The Jay Graves Report

Takuma Sato becomes the first Japanese driver to win the Indy 500! “Survival of the Fittest”

Takuma Sato wins the 101st Indianapolis 500! Photo: Darron Cummings/AP

After 9 cautions in the 200-lap and 500 mile race, Japan’s Takuma Sato crossed the line first. Sato overcame a multitude of accidents to become his country’s first driver to win the Borg-Warner trophy. Sato’s pass with five laps to go sealed the deal for the highly competitive race.

For majority of the day the Andretti Autosport armada dominated the competition at Indianapolis Motor Speedway. At one point four of their six cars from the team were in the top five in the field. As the race progressed, the engine troubles that have plagued Honda all month eliminated the Andretti cars of Ryan Hunter-Reay and Fernando Alonso.

Alonso, who skipped the prestigious Formula One Grand Prix of Monaco that took place this morning was obviously disappointed with the ending to his month of May. The leader of 27 laps, Alonso was seen as someone who’d be contending to the end, but fate had other plans.

“Obviously disappointed not to finish the race because obviously every race you complete, you want to be at the checkered flag. Today was not possible. Anyway, it was a great experience, the last two weeks. I came here basically to prove myself, to challenge myself. I know I can be as quick as anyone in an F1 car. I didn’t know if I could in an Indycar.”

The race had its longest pause when the red flag was thrown after Pole-sitter Scott Dixon collided with a spinning Jay Howard and was sent careening towards the inside catch fence. Easily the scariest moment of the race, Dixon was able to walk away under his own power without injury.

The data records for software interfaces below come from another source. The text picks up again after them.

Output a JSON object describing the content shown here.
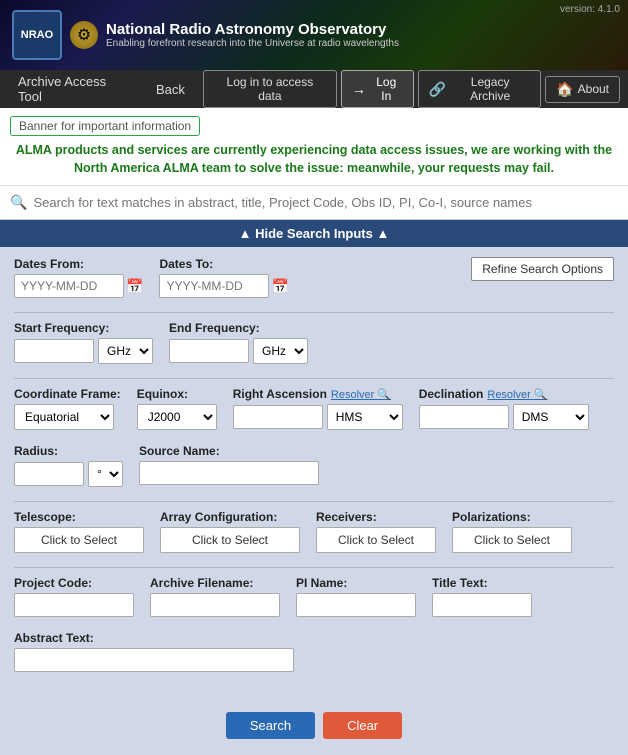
{
  "version": "version: 4.1.0",
  "header": {
    "title": "National Radio Astronomy Observatory",
    "subtitle": "Enabling forefront research into the Universe at radio wavelengths",
    "nrao_text": "NRAO"
  },
  "navbar": {
    "archive_access": "Archive Access Tool",
    "back": "Back",
    "login_to_data": "Log in to access data",
    "login": "Log In",
    "legacy_archive": "Legacy Archive",
    "about": "About"
  },
  "banner": {
    "box_label": "Banner for important information",
    "message": "ALMA products and services are currently experiencing data access issues, we are working with the North America ALMA team to solve the issue: meanwhile, your requests may fail."
  },
  "search": {
    "placeholder": "Search for text matches in abstract, title, Project Code, Obs ID, PI, Co-I, source names",
    "panel_toggle": "▲ Hide Search Inputs ▲",
    "refine_options": "Refine Search Options"
  },
  "form": {
    "dates_from_label": "Dates From:",
    "dates_from_placeholder": "YYYY-MM-DD",
    "dates_to_label": "Dates To:",
    "dates_to_placeholder": "YYYY-MM-DD",
    "start_frequency_label": "Start Frequency:",
    "end_frequency_label": "End Frequency:",
    "freq_unit": "GHz",
    "coordinate_frame_label": "Coordinate Frame:",
    "equatorial_option": "Equatorial",
    "equinox_label": "Equinox:",
    "j2000_option": "J2000",
    "right_ascension_label": "Right Ascension",
    "declination_label": "Declination",
    "resolver_label": "Resolver",
    "hms_label": "HMS",
    "dms_label": "DMS",
    "radius_label": "Radius:",
    "source_name_label": "Source Name:",
    "telescope_label": "Telescope:",
    "array_config_label": "Array Configuration:",
    "receivers_label": "Receivers:",
    "polarizations_label": "Polarizations:",
    "click_to_select": "Click to Select",
    "project_code_label": "Project Code:",
    "archive_filename_label": "Archive Filename:",
    "pi_name_label": "PI Name:",
    "title_text_label": "Title Text:",
    "abstract_text_label": "Abstract Text:",
    "search_button": "Search",
    "clear_button": "Clear"
  }
}
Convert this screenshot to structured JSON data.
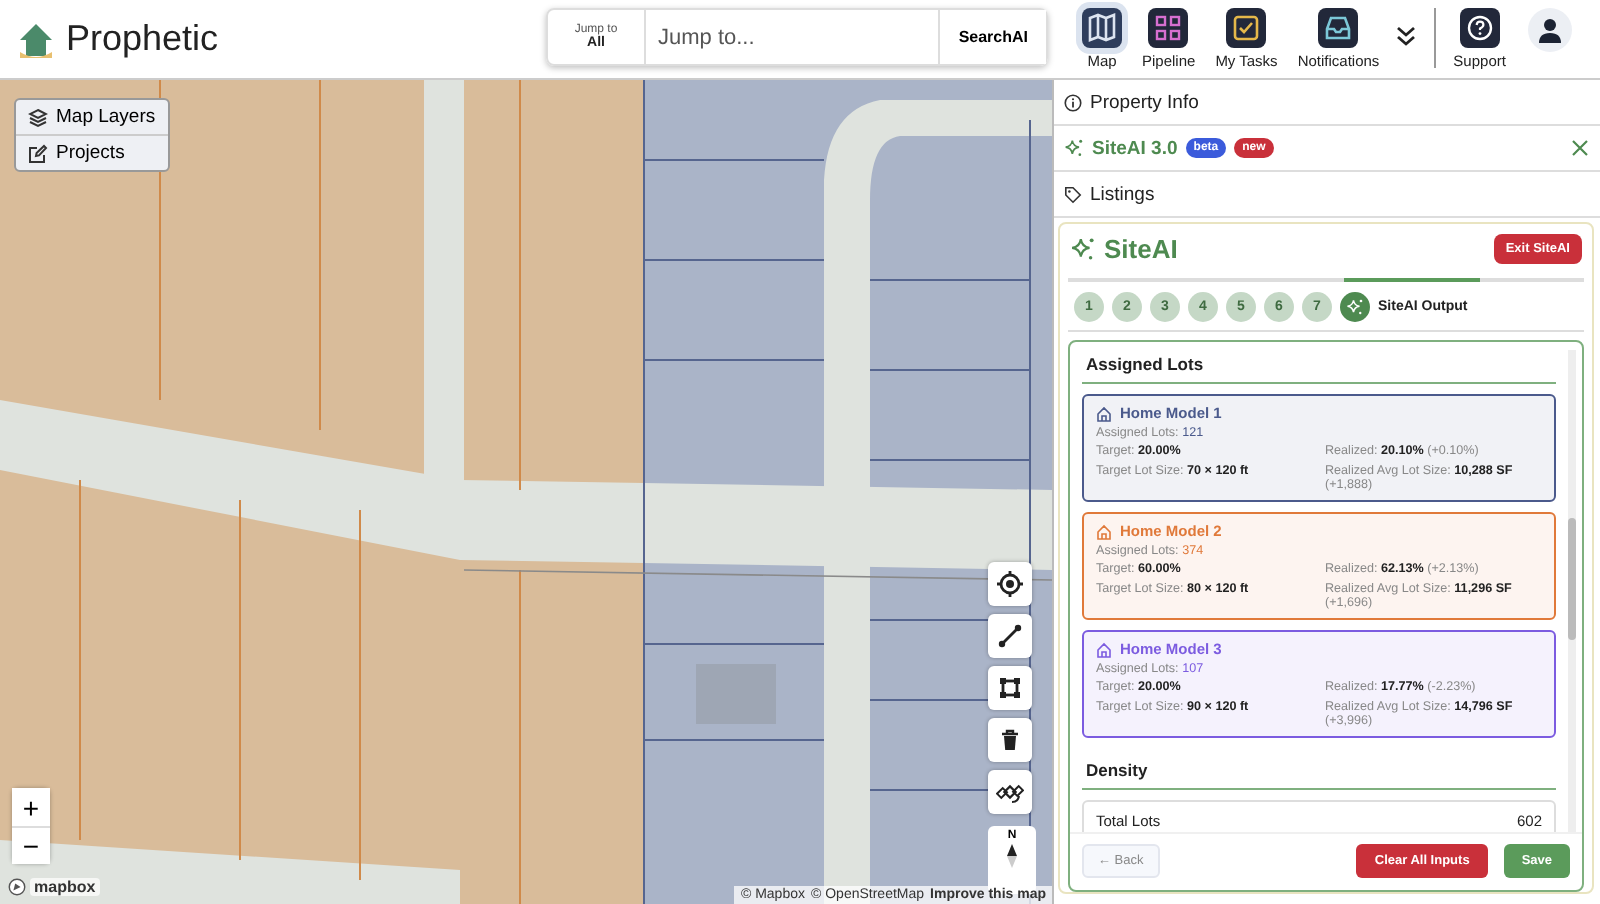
{
  "header": {
    "app_name": "Prophetic",
    "jump_scope_label": "Jump to",
    "jump_scope_value": "All",
    "search": {
      "placeholder": "Jump to..."
    },
    "search_button": "SearchAI",
    "nav": [
      {
        "kind": "map",
        "label": "Map",
        "selected": true
      },
      {
        "kind": "pipeline",
        "label": "Pipeline",
        "selected": false
      },
      {
        "kind": "tasks",
        "label": "My Tasks",
        "selected": false
      },
      {
        "kind": "notifications",
        "label": "Notifications",
        "selected": false
      }
    ],
    "support": "Support"
  },
  "map": {
    "layer_menu": [
      "Map Layers",
      "Projects"
    ],
    "zoom_in": "+",
    "zoom_out": "−",
    "compass": "N",
    "logo": "mapbox",
    "attribution": [
      "© Mapbox",
      "© OpenStreetMap"
    ],
    "improve_link": "Improve this map"
  },
  "panel": {
    "sections": [
      {
        "kind": "info",
        "label": "Property Info"
      },
      {
        "kind": "siteai",
        "label": "SiteAI 3.0",
        "badges": [
          "beta",
          "new"
        ]
      },
      {
        "kind": "tag",
        "label": "Listings"
      }
    ],
    "siteai": {
      "title": "SiteAI",
      "exit_button": "Exit SiteAI",
      "steps": [
        {
          "label": "1",
          "selected": false
        },
        {
          "label": "2",
          "selected": false
        },
        {
          "label": "3",
          "selected": false
        },
        {
          "label": "4",
          "selected": false
        },
        {
          "label": "5",
          "selected": false
        },
        {
          "label": "6",
          "selected": false
        },
        {
          "label": "7",
          "selected": false
        }
      ],
      "output_step": {
        "label": "SiteAI Output",
        "selected": true
      },
      "assigned_heading": "Assigned Lots",
      "models": [
        {
          "name": "Home Model 1",
          "color": "#4b5a8c",
          "assigned_label": "Assigned Lots:",
          "assigned": "121",
          "target": "Target: **20.00%**",
          "realized": "Realized: **20.10%** (+0.10%)",
          "target_size": "Target Lot Size: **70 × 120 ft**",
          "realized_size": "Realized Avg Lot Size: **10,288 SF** (+1,888)"
        },
        {
          "name": "Home Model 2",
          "color": "#e0793a",
          "assigned_label": "Assigned Lots:",
          "assigned": "374",
          "target": "Target: **60.00%**",
          "realized": "Realized: **62.13%** (+2.13%)",
          "target_size": "Target Lot Size: **80 × 120 ft**",
          "realized_size": "Realized Avg Lot Size: **11,296 SF** (+1,696)"
        },
        {
          "name": "Home Model 3",
          "color": "#7c5ce0",
          "assigned_label": "Assigned Lots:",
          "assigned": "107",
          "target": "Target: **20.00%**",
          "realized": "Realized: **17.77%** (-2.23%)",
          "target_size": "Target Lot Size: **90 × 120 ft**",
          "realized_size": "Realized Avg Lot Size: **14,796 SF** (+3,996)"
        }
      ],
      "density_heading": "Density",
      "density": [
        {
          "label": "Total Lots",
          "value": "602"
        }
      ],
      "back_button": "← Back",
      "clear_button": "Clear All Inputs",
      "save_button": "Save"
    }
  }
}
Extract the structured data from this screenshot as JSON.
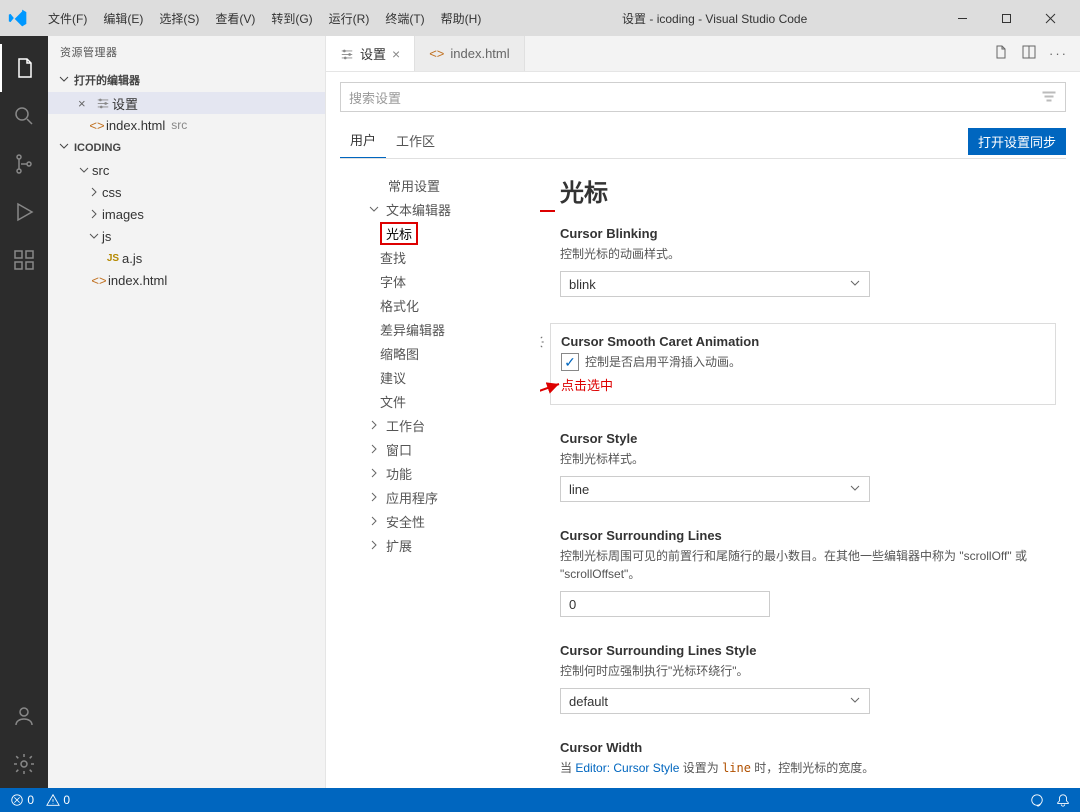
{
  "titlebar": {
    "menu": [
      "文件(F)",
      "编辑(E)",
      "选择(S)",
      "查看(V)",
      "转到(G)",
      "运行(R)",
      "终端(T)",
      "帮助(H)"
    ],
    "title": "设置 - icoding - Visual Studio Code"
  },
  "sidebar": {
    "header": "资源管理器",
    "open_editors": "打开的编辑器",
    "open_items": [
      {
        "label": "设置",
        "close": "×"
      },
      {
        "label": "index.html",
        "note": "src"
      }
    ],
    "project": "ICODING",
    "tree": {
      "src": "src",
      "css": "css",
      "images": "images",
      "js": "js",
      "ajs": "a.js",
      "indexhtml": "index.html"
    }
  },
  "tabs": {
    "settings": "设置",
    "index": "index.html"
  },
  "settings": {
    "search_placeholder": "搜索设置",
    "scope_user": "用户",
    "scope_workspace": "工作区",
    "sync": "打开设置同步",
    "toc": {
      "common": "常用设置",
      "text_editor": "文本编辑器",
      "cursor": "光标",
      "find": "查找",
      "font": "字体",
      "format": "格式化",
      "diff": "差异编辑器",
      "minimap": "缩略图",
      "suggest": "建议",
      "file": "文件",
      "workbench": "工作台",
      "window": "窗口",
      "feature": "功能",
      "app": "应用程序",
      "security": "安全性",
      "ext": "扩展"
    },
    "content": {
      "heading": "光标",
      "blinking": {
        "title": "Cursor Blinking",
        "desc": "控制光标的动画样式。",
        "value": "blink"
      },
      "smooth": {
        "title": "Cursor Smooth Caret Animation",
        "desc": "控制是否启用平滑插入动画。",
        "annotation": "点击选中"
      },
      "style": {
        "title": "Cursor Style",
        "desc": "控制光标样式。",
        "value": "line"
      },
      "surrounding": {
        "title": "Cursor Surrounding Lines",
        "desc": "控制光标周围可见的前置行和尾随行的最小数目。在其他一些编辑器中称为 \"scrollOff\" 或 \"scrollOffset\"。",
        "value": "0"
      },
      "surrounding_style": {
        "title": "Cursor Surrounding Lines Style",
        "desc": "控制何时应强制执行\"光标环绕行\"。",
        "value": "default"
      },
      "width": {
        "title": "Cursor Width",
        "desc_prefix": "当 ",
        "desc_link": "Editor: Cursor Style",
        "desc_mid": " 设置为 ",
        "desc_val": "line",
        "desc_suffix": " 时，控制光标的宽度。"
      }
    }
  },
  "statusbar": {
    "errors": "0",
    "warnings": "0"
  }
}
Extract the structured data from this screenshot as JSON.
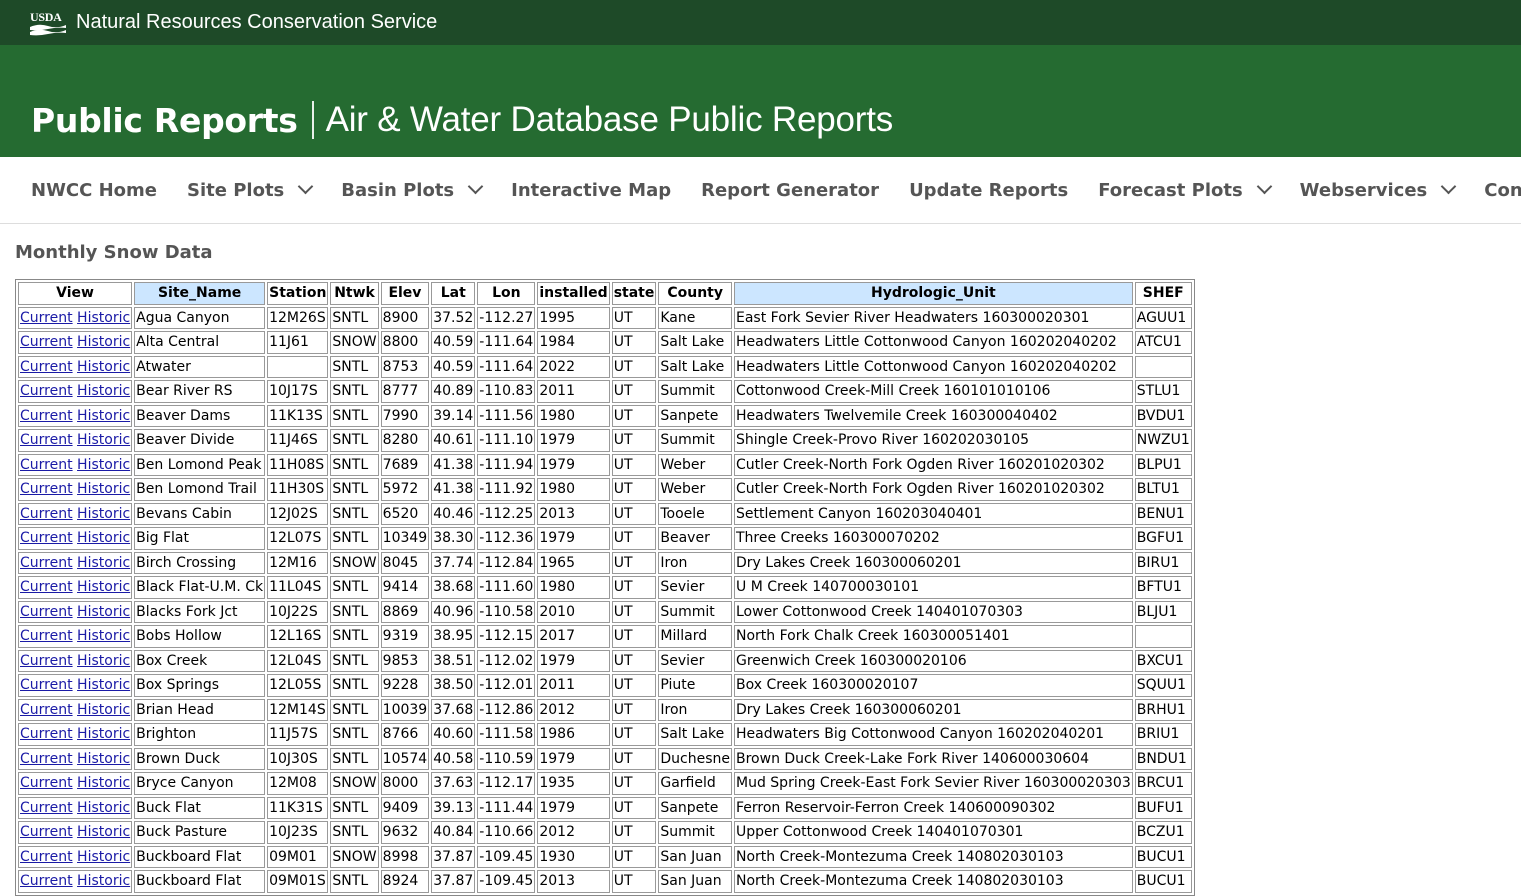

Dixon said, “It’s tough. I was hoping Jay would stay against the wall. I’d already picked that way to go and there was nowhere else to go. I’m glad he’s okay too. You believe in the safety progress of these cars.”

Three-time 500 winner and today’s runner up Helio Castroneves made a late charge after battling back from trouble earlier on in the race. Castroneves was attempting to join the elite company of Rick Mears, Aj Foyt, and Al Unser as the only four-time winners. His lead with 6 laps to go was short lived as the Honda of Takuma Sato was too much to handle.

The obviously disappointed Castroneves spoke on his runner up finishes of the past and present at Indy and discussed his worse one.

“The first one, 2003. I knew that Aj Foyt Jr. would back off in turn two, I would go for it. That basically made me lose the race. Obviously, I was about three, four seconds ahead, or two seconds ahead of Gil (De Ferran). It was so bad that I had to slow to 3rd gear so we didn’t crash.”

The winner Sato knew that winning the “Greatest Spectacle in Racing” wouldn’t be easy with Castroneves filling his rear-view mirrors.

“Always nervous wherever he is. I know Helio knows how to win here, too. But, you know, I was happy that it was only constant race on him, not five packs, we already had a good cushion between others. We had such a consistent car it gave me confidence.”